--- START ---

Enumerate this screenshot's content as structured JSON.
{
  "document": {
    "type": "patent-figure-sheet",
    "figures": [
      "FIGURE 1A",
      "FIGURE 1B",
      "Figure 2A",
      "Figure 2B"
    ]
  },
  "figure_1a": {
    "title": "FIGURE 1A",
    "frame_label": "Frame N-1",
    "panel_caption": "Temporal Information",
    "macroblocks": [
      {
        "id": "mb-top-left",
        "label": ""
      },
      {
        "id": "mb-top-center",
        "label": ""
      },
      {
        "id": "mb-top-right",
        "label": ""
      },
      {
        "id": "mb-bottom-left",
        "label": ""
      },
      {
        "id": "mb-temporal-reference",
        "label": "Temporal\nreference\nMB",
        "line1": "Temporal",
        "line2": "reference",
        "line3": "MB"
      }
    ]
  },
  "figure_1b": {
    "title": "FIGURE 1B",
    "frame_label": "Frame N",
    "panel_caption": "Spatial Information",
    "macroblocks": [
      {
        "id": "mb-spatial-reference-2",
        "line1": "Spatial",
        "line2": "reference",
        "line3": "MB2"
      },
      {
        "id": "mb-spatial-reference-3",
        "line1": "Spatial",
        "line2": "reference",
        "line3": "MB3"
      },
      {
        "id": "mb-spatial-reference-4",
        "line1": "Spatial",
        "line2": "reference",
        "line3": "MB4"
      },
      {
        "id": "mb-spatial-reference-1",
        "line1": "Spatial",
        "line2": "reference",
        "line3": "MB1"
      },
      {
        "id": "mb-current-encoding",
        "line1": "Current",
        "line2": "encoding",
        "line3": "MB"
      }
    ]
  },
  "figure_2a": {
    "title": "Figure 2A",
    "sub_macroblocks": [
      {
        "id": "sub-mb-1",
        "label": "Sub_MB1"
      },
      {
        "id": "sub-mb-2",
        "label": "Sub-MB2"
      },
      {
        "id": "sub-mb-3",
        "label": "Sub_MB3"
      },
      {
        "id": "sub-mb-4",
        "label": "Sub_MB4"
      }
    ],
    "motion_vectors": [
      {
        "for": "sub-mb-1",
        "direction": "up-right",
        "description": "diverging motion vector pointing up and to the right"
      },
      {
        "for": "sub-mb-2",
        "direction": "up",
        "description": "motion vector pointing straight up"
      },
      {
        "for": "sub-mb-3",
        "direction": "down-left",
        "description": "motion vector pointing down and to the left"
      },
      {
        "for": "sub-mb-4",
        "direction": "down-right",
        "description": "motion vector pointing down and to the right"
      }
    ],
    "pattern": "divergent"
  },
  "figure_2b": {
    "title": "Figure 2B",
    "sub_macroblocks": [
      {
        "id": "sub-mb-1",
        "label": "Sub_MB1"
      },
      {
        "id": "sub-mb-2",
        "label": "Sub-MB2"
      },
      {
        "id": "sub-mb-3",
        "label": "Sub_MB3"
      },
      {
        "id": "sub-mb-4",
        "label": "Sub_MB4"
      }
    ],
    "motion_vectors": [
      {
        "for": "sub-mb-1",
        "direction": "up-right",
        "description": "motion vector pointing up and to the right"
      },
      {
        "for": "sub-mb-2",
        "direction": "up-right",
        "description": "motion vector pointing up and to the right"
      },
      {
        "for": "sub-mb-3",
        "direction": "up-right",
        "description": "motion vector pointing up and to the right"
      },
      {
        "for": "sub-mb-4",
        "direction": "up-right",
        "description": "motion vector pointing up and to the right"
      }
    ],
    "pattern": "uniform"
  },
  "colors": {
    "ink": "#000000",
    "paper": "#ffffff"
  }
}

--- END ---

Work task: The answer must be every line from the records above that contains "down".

Result of this task:
        "direction": "down-left",
        "description": "motion vector pointing down and to the left"
        "direction": "down-right",
        "description": "motion vector pointing down and to the right"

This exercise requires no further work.